Young (left, on the cover of SI, winning this year's Rose Bowl) throws the ball kind of side-armed. That's very weird for a pro QB. Yet he throws with seeming accuracy and speed. His superb athleticism makes him look tremendous in everything he does. He's so fast and strong, that even when he seems to be in trouble, he always finds a spectacular way out of it, using either his arm or legs. Once he's loose on the run, he's hell on wheels, and he's hard to bring down.
The great experiment, however, entails reigning in the daredevil and making of him a consistent, scheme-focused NFL QB who will know how and when to turn on his magic powers as a runner without handicapping the overall offensive plan. This is something that current Titans incumbent QB Steve McNair did extremely well, lest we forget that he took the team to Super Bowl XXXIV and was the co-MVP of the league (with Peyton Manning) in 2003.
Fisher, echoing Reese, speaks of Young almost as a racehorse, talking about "bringing him along slowly." At the same time, he gushed about the new kinds of offensive plays that can go into the playbook. Chow spoke not of toying with the eccentric Young mechanics, but instead of preparing him to execute a game plan and to deal with the other mental demands of his position. He's clearly a beautiful horse, Vince Young, but can he round into form?
Under the circumstances, coming off two lousy seasons, it seems hard to believe the Titans will slog through another mediocre year while Superman sits on the bench holding a clipboard. For box office reasons alone, it would be tempting to feed him to the fire. Even improvising, and being chased all over the field by, say, the Jacksonville Jaguars' swarming defense, he might win 5 games, which would be an improvement over last year's 4-12 mark.
The idea of bringing Young along slowly makes perfect sense—in a perfect world. But McNair is older, on the downside, and has contract problems. His backup, Billy Volek, looked subpar in 2005, after an excellent 2004 when he got a lot of playing time due to McNair's ongoing injury woes. Next in line is Matt Mauck. Hmmmm...
In drafting Young, the Titans made a ballsy and risky, risky move. They opted to focus on the guy's upside all the way, and are gambling that he can learn to do this right—to grasp in time what Matt Leinart already has a handle on.
I semi-hollered out to no one in particular, "Get ready for a lot of exciting losses..."
A few of the regulars semi-nodded. There was no clear-cut jubilation at Sam's, that's for sure.
On the other hand, the franchise is down, and Young represents more than assured mechanical efficiency.

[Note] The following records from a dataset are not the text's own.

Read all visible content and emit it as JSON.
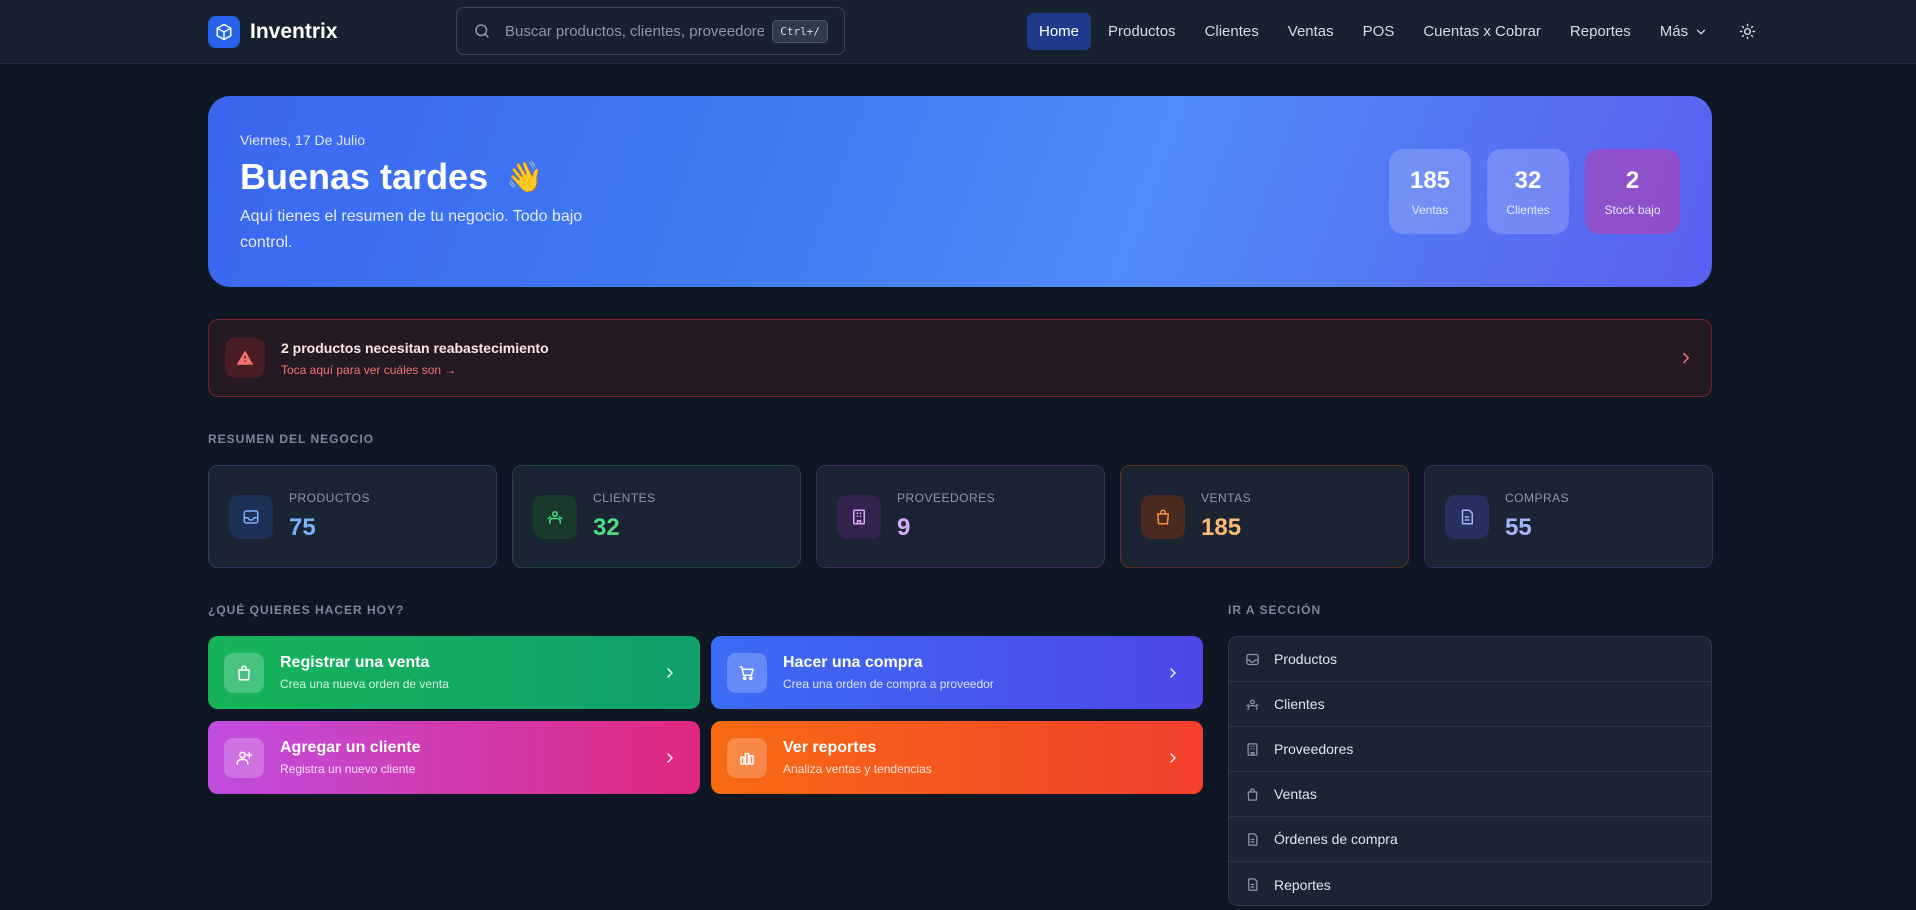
{
  "app": {
    "name": "Inventrix",
    "logo_icon": "cube-icon"
  },
  "search": {
    "placeholder": "Buscar productos, clientes, proveedores...",
    "value": "",
    "shortcut": "Ctrl+/"
  },
  "nav": {
    "items": [
      {
        "label": "Home",
        "active": true
      },
      {
        "label": "Productos"
      },
      {
        "label": "Clientes"
      },
      {
        "label": "Ventas"
      },
      {
        "label": "POS"
      },
      {
        "label": "Cuentas x Cobrar"
      },
      {
        "label": "Reportes"
      },
      {
        "label": "Más",
        "icon": "chevron-down-icon"
      }
    ],
    "theme_icon": "sun-icon"
  },
  "hero": {
    "date": "Viernes, 17 De Julio",
    "greeting": "Buenas tardes",
    "emoji": "👋",
    "subtitle": "Aquí tienes el resumen de tu negocio. Todo bajo control.",
    "stats": [
      {
        "value": "185",
        "label": "Ventas"
      },
      {
        "value": "32",
        "label": "Clientes"
      },
      {
        "value": "2",
        "label": "Stock bajo"
      }
    ]
  },
  "alert": {
    "title": "2 productos necesitan reabastecimiento",
    "subtitle": "Toca aquí para ver cuáles son →",
    "icon": "warning-icon"
  },
  "summary": {
    "label": "RESUMEN DEL NEGOCIO",
    "cards": [
      {
        "label": "PRODUCTOS",
        "value": "75",
        "icon": "inbox-icon",
        "color": "#7cb3ff"
      },
      {
        "label": "CLIENTES",
        "value": "32",
        "icon": "users-icon",
        "color": "#4ade80"
      },
      {
        "label": "PROVEEDORES",
        "value": "9",
        "icon": "building-icon",
        "color": "#d8a8ff"
      },
      {
        "label": "VENTAS",
        "value": "185",
        "icon": "bag-icon",
        "color": "#fdba74"
      },
      {
        "label": "COMPRAS",
        "value": "55",
        "icon": "file-icon",
        "color": "#a5b4fc"
      }
    ]
  },
  "actions": {
    "label": "¿QUÉ QUIERES HACER HOY?",
    "items": [
      {
        "title": "Registrar una venta",
        "subtitle": "Crea una nueva orden de venta",
        "icon": "bag-icon"
      },
      {
        "title": "Hacer una compra",
        "subtitle": "Crea una orden de compra a proveedor",
        "icon": "cart-icon"
      },
      {
        "title": "Agregar un cliente",
        "subtitle": "Registra un nuevo cliente",
        "icon": "user-plus-icon"
      },
      {
        "title": "Ver reportes",
        "subtitle": "Analiza ventas y tendencias",
        "icon": "bar-chart-icon"
      }
    ]
  },
  "sections": {
    "label": "IR A SECCIÓN",
    "items": [
      {
        "label": "Productos",
        "icon": "inbox-icon"
      },
      {
        "label": "Clientes",
        "icon": "users-icon"
      },
      {
        "label": "Proveedores",
        "icon": "building-icon"
      },
      {
        "label": "Ventas",
        "icon": "bag-icon"
      },
      {
        "label": "Órdenes de compra",
        "icon": "file-icon"
      },
      {
        "label": "Reportes",
        "icon": "file-icon"
      }
    ]
  }
}
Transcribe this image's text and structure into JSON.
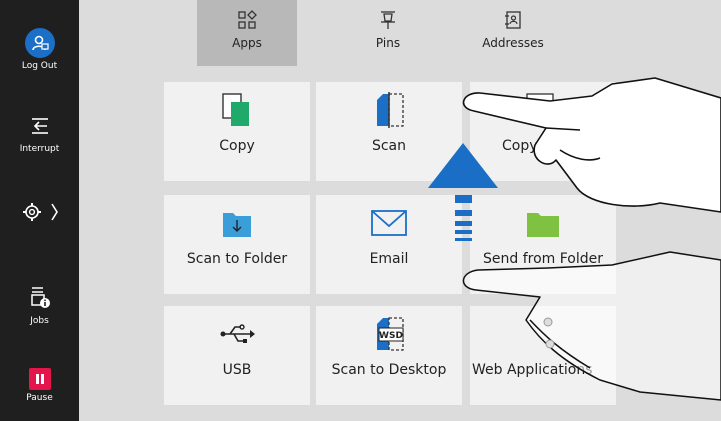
{
  "sidebar": {
    "logout_label": "Log Out",
    "interrupt_label": "Interrupt",
    "jobs_label": "Jobs",
    "pause_label": "Pause"
  },
  "tabs": [
    {
      "label": "Apps",
      "icon": "apps-icon"
    },
    {
      "label": "Pins",
      "icon": "pin-icon"
    },
    {
      "label": "Addresses",
      "icon": "address-book-icon"
    }
  ],
  "tiles": [
    {
      "label": "Copy",
      "icon": "copy-icon"
    },
    {
      "label": "Scan",
      "icon": "scan-icon"
    },
    {
      "label": "Copy",
      "icon": "id-card-copy-icon"
    },
    {
      "label": "Scan to Folder",
      "icon": "scan-to-folder-icon"
    },
    {
      "label": "Email",
      "icon": "envelope-icon"
    },
    {
      "label": "Send from Folder",
      "icon": "folder-icon"
    },
    {
      "label": "USB",
      "icon": "usb-icon"
    },
    {
      "label": "Scan to Desktop",
      "icon": "wsd-icon"
    },
    {
      "label": "Web Applications",
      "icon": "web-apps-icon"
    }
  ],
  "wsd_text": "WSD",
  "colors": {
    "accent_blue": "#1c6fc7",
    "green": "#1faa6b",
    "pause_red": "#e4154b",
    "sidebar": "#1f1f1f"
  }
}
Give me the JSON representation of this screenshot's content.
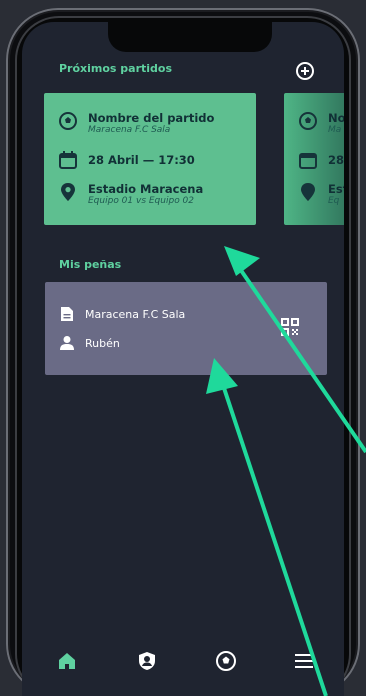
{
  "upcoming": {
    "title": "Próximos partidos",
    "add_icon": "plus-circle-icon",
    "cards": [
      {
        "match_name": "Nombre del partido",
        "match_team": "Maracena F.C Sala",
        "datetime": "28 Abril — 17:30",
        "venue": "Estadio Maracena",
        "teams": "Equipo 01 vs Equipo 02"
      },
      {
        "match_name": "No",
        "match_team": "Ma",
        "datetime": "28 A",
        "venue": "Est",
        "teams": "Eq"
      }
    ]
  },
  "penas": {
    "title": "Mis peñas",
    "items": [
      {
        "name": "Maracena F.C Sala",
        "user": "Rubén"
      }
    ]
  },
  "tabbar": {
    "items": [
      "home-icon",
      "shield-user-icon",
      "soccer-ball-icon",
      "menu-icon"
    ]
  },
  "colors": {
    "background": "#1f2430",
    "accent": "#5fd1a0",
    "card": "#5ebf90",
    "pena_card": "#6a6b86",
    "arrow": "#1fd99b"
  }
}
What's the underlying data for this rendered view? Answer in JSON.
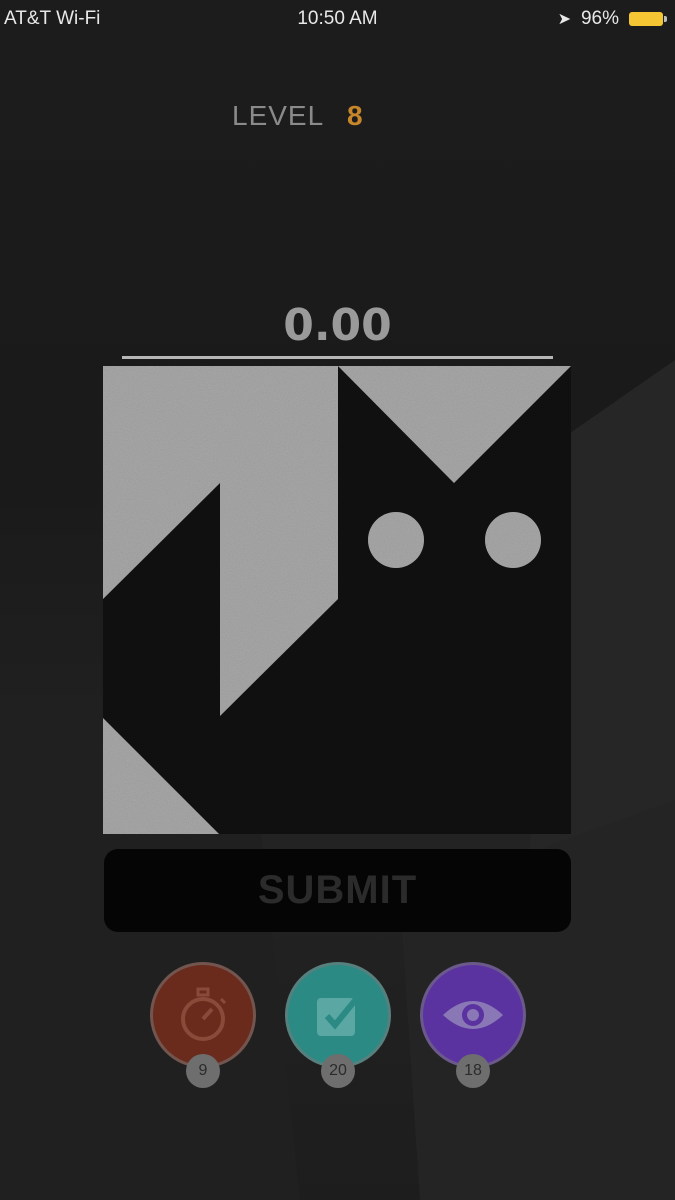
{
  "status_bar": {
    "carrier": "AT&T Wi-Fi",
    "time": "10:50 AM",
    "battery": "96%"
  },
  "level": {
    "label": "LEVEL",
    "number": "8"
  },
  "score": "0.00",
  "submit_label": "SUBMIT",
  "powerups": [
    {
      "name": "timer",
      "icon": "stopwatch-icon",
      "count": "9",
      "color": "#6a2a1c"
    },
    {
      "name": "check",
      "icon": "checkbox-icon",
      "count": "20",
      "color": "#2b8a84"
    },
    {
      "name": "reveal",
      "icon": "eye-icon",
      "count": "18",
      "color": "#5a33a0"
    }
  ]
}
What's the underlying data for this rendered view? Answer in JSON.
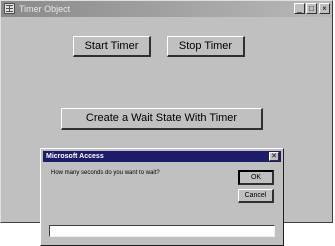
{
  "window": {
    "title": "Timer Object",
    "minimize_glyph": "_",
    "maximize_glyph": "□",
    "close_glyph": "×"
  },
  "buttons": {
    "start_timer": "Start Timer",
    "stop_timer": "Stop Timer",
    "wait_state": "Create a Wait State With Timer"
  },
  "dialog": {
    "title": "Microsoft Access",
    "close_glyph": "✕",
    "prompt": "How many seconds do you want to wait?",
    "ok_label": "OK",
    "cancel_label": "Cancel",
    "input_value": ""
  }
}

He represents innovative, dynamic play, and the hope for a turnaround in fortunes that puts the team in the spotlight. The execs went with the beautiful stud, who, if he's got the gumption and the instincts to move to this next level, could re-write the definition of a pro NFL quarterback.
But does he? Can he? Will he?
It says here we'll find out sooner than later.